In Chapter 5, “Creating Effective Learning Experiences” (71), Way examines how educators can plan and execute plans to the point that students desire meaningful and sustained learning that is “transforming, sustained, emotionally charged, surprising, painful, empowering, and fulfilling” (72-73). Way argues that an effective learning experience is a “kind of space – physical, emotional, psychological, intellectual and even spiritual” (73). In Way’s experience, role-playing and simulation are two methods that accomplish this.

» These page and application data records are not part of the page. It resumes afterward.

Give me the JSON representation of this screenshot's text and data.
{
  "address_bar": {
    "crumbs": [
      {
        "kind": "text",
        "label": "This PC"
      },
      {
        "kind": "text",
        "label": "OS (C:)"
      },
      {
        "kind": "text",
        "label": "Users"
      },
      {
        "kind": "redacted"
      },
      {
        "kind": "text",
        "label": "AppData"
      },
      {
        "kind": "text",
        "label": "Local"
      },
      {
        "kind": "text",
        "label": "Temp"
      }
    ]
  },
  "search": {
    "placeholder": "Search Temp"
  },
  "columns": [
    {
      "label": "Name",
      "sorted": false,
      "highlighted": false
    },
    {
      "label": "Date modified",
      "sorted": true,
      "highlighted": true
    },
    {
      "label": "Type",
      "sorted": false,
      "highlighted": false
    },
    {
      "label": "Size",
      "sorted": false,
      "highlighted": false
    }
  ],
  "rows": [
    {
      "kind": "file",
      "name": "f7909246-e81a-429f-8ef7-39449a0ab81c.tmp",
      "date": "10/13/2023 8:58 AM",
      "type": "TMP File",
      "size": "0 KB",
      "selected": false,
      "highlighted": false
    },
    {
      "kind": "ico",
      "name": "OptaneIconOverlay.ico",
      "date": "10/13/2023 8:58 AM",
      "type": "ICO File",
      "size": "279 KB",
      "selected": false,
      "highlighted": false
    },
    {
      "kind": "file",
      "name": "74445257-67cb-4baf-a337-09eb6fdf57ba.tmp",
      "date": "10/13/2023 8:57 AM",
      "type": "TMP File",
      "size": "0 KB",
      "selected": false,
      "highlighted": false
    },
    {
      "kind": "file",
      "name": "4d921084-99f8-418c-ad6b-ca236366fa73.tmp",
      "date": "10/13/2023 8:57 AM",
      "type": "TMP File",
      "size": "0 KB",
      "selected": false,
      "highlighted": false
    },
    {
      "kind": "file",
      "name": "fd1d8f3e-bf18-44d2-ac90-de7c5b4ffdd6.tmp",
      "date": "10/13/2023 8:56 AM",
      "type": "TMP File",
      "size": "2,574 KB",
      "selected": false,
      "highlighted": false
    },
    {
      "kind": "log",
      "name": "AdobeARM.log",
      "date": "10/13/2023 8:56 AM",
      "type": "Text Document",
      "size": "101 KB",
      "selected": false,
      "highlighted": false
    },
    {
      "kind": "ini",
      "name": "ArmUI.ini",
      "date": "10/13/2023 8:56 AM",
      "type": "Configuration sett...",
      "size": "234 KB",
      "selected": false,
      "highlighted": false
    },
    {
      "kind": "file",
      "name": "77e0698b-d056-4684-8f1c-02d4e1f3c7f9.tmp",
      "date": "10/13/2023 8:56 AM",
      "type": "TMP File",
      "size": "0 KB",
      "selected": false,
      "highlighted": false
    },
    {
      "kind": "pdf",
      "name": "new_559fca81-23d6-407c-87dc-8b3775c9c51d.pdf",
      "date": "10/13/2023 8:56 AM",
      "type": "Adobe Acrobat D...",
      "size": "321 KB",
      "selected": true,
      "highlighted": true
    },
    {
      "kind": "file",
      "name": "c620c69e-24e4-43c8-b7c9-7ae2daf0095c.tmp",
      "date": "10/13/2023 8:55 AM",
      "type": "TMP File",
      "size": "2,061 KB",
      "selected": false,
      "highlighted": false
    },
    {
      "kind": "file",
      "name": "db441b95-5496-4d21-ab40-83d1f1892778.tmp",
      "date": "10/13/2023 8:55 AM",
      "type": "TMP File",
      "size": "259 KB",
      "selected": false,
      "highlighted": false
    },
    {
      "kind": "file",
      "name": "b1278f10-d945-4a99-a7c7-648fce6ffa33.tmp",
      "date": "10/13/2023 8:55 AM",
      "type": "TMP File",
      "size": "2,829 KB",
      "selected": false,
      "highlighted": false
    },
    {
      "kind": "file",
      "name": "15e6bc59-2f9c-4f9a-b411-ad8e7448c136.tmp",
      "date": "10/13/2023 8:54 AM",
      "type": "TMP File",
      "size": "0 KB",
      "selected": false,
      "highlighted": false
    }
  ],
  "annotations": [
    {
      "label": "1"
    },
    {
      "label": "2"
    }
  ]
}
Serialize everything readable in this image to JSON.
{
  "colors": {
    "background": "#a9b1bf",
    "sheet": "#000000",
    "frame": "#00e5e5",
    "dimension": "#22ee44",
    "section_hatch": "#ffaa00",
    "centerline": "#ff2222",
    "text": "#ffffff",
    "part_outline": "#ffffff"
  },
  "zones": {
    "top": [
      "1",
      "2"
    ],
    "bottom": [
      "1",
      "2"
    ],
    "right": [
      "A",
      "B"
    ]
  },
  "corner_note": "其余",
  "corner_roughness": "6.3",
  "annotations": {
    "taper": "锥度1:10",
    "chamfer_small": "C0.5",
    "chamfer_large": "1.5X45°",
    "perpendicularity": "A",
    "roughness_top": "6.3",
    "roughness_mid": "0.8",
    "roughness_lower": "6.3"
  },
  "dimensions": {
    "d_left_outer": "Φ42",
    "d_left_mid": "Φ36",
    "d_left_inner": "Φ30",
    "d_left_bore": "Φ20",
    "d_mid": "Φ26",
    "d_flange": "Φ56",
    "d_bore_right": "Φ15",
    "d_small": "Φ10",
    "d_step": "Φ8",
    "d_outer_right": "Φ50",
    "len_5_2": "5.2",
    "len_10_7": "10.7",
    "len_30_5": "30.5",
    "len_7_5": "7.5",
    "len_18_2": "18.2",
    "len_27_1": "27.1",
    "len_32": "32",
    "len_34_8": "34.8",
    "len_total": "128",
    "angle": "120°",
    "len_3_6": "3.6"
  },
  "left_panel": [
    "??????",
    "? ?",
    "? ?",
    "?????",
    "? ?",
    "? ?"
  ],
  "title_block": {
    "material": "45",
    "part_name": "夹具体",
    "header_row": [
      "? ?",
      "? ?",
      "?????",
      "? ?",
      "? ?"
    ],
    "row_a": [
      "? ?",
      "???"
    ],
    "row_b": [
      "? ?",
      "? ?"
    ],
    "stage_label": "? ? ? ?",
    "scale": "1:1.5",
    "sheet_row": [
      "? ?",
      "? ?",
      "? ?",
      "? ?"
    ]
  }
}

Student assessment occurs over time while evaluation is the final cumulative process of assessment. Chapter 6, “Assessing Student Learning and Providing Effective Feedback” (87), provides principles for planning, assessment, rubric development, and peer evaluation. Way concludes his book with Chapter 7, “Professional Development: Document and Measuring Progress” (105), as the culminating push for teachers in higher education to begin accumulating documents and engaging in events that provide a framework for modeling pedagogical growth.
While I thoroughly enjoyed reading and pondering deeply my own pedagogical frameworks, principles, and early experiences in teaching, I was left wondering if there could be a follow up to Way’s text that addresses the gendered nature of teaching. A recent study on student evaluations (“Student Evaluations of Teaching [Mostly] Do Not Measure Teaching Effectiveness” by Anne Boring, Kellie Ottoboni, and Philip Stark) suggests that student evaluations are systematically biased against women. As an African American female professor in higher education, I have already felt the ways gender impacts teaching identity in my own educational experiences. I wonder if there are specific tools, frameworks, and principles that provide female faculty and faculty of color a blueprint for pedagogical success.
Notwithstanding this, I enjoyed reviewing this important work that is crucial for early career faculty.